=== What to do ===
From top to bottom, each entry below must be reproduced exactly.

Supplied material: Begin

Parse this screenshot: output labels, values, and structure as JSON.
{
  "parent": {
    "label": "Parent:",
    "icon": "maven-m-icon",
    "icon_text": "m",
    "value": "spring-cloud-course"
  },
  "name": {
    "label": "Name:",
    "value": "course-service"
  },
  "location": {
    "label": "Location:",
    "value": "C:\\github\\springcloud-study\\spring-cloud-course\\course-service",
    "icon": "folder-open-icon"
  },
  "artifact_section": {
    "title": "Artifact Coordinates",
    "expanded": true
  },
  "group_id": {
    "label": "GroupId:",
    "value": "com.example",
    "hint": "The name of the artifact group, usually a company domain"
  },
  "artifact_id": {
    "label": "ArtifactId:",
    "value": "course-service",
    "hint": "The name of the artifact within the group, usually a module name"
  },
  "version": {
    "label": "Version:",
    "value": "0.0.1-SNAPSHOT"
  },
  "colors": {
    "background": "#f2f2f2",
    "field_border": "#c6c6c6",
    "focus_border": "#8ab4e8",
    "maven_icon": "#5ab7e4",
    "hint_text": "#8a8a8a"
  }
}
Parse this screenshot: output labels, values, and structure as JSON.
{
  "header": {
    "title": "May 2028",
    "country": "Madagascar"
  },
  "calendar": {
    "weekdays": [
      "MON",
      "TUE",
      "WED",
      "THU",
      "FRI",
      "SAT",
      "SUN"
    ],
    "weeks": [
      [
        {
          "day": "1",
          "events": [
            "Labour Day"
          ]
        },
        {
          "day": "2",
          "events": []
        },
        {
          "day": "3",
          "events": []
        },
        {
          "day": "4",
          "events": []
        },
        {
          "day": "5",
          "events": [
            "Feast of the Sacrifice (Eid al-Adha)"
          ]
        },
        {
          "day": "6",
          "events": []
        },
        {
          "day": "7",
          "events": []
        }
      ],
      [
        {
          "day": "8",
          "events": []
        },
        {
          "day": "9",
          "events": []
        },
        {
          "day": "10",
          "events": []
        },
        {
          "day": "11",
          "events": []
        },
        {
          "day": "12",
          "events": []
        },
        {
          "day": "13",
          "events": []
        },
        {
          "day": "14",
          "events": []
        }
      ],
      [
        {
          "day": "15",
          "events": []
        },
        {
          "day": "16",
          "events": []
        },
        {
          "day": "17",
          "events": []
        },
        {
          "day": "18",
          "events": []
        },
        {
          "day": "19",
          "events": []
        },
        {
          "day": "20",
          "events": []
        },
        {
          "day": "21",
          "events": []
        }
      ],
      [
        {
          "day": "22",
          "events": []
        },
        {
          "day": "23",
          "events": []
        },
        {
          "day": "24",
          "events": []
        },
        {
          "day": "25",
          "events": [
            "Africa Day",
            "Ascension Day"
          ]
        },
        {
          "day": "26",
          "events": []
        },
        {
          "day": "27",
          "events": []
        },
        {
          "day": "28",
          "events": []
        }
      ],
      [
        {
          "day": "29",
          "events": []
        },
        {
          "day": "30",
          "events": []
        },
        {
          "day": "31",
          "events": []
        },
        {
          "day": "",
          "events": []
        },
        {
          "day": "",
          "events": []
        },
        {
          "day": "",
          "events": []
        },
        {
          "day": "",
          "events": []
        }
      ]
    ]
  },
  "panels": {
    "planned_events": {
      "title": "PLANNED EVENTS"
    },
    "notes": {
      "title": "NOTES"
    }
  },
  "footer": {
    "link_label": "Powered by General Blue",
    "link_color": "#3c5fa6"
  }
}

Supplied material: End

=== Output of the exercise ===
Parse this screenshot: output labels, values, and structure as JSON.
{
  "parent": {
    "label": "Parent:",
    "icon": "maven-m-icon",
    "icon_text": "m",
    "value": "spring-cloud-course"
  },
  "name": {
    "label": "Name:",
    "value": "course-service"
  },
  "location": {
    "label": "Location:",
    "value": "C:\\github\\springcloud-study\\spring-cloud-course\\course-service",
    "icon": "folder-open-icon"
  },
  "artifact_section": {
    "title": "Artifact Coordinates",
    "expanded": true
  },
  "group_id": {
    "label": "GroupId:",
    "value": "com.example",
    "hint": "The name of the artifact group, usually a company domain"
  },
  "artifact_id": {
    "label": "ArtifactId:",
    "value": "course-service",
    "hint": "The name of the artifact within the group, usually a module name"
  },
  "version": {
    "label": "Version:",
    "value": "0.0.1-SNAPSHOT"
  },
  "colors": {
    "background": "#f2f2f2",
    "field_border": "#c6c6c6",
    "focus_border": "#8ab4e8",
    "maven_icon": "#5ab7e4",
    "hint_text": "#8a8a8a"
  }
}
Parse this screenshot: output labels, values, and structure as JSON.
{
  "header": {
    "title": "May 2028",
    "country": "Madagascar"
  },
  "calendar": {
    "weekdays": [
      "MON",
      "TUE",
      "WED",
      "THU",
      "FRI",
      "SAT",
      "SUN"
    ],
    "weeks": [
      [
        {
          "day": "1",
          "events": [
            "Labour Day"
          ]
        },
        {
          "day": "2",
          "events": []
        },
        {
          "day": "3",
          "events": []
        },
        {
          "day": "4",
          "events": []
        },
        {
          "day": "5",
          "events": [
            "Feast of the Sacrifice (Eid al-Adha)"
          ]
        },
        {
          "day": "6",
          "events": []
        },
        {
          "day": "7",
          "events": []
        }
      ],
      [
        {
          "day": "8",
          "events": []
        },
        {
          "day": "9",
          "events": []
        },
        {
          "day": "10",
          "events": []
        },
        {
          "day": "11",
          "events": []
        },
        {
          "day": "12",
          "events": []
        },
        {
          "day": "13",
          "events": []
        },
        {
          "day": "14",
          "events": []
        }
      ],
      [
        {
          "day": "15",
          "events": []
        },
        {
          "day": "16",
          "events": []
        },
        {
          "day": "17",
          "events": []
        },
        {
          "day": "18",
          "events": []
        },
        {
          "day": "19",
          "events": []
        },
        {
          "day": "20",
          "events": []
        },
        {
          "day": "21",
          "events": []
        }
      ],
      [
        {
          "day": "22",
          "events": []
        },
        {
          "day": "23",
          "events": []
        },
        {
          "day": "24",
          "events": []
        },
        {
          "day": "25",
          "events": [
            "Africa Day",
            "Ascension Day"
          ]
        },
        {
          "day": "26",
          "events": []
        },
        {
          "day": "27",
          "events": []
        },
        {
          "day": "28",
          "events": []
        }
      ],
      [
        {
          "day": "29",
          "events": []
        },
        {
          "day": "30",
          "events": []
        },
        {
          "day": "31",
          "events": []
        },
        {
          "day": "",
          "events": []
        },
        {
          "day": "",
          "events": []
        },
        {
          "day": "",
          "events": []
        },
        {
          "day": "",
          "events": []
        }
      ]
    ]
  },
  "panels": {
    "planned_events": {
      "title": "PLANNED EVENTS"
    },
    "notes": {
      "title": "NOTES"
    }
  },
  "footer": {
    "link_label": "Powered by General Blue",
    "link_color": "#3c5fa6"
  }
}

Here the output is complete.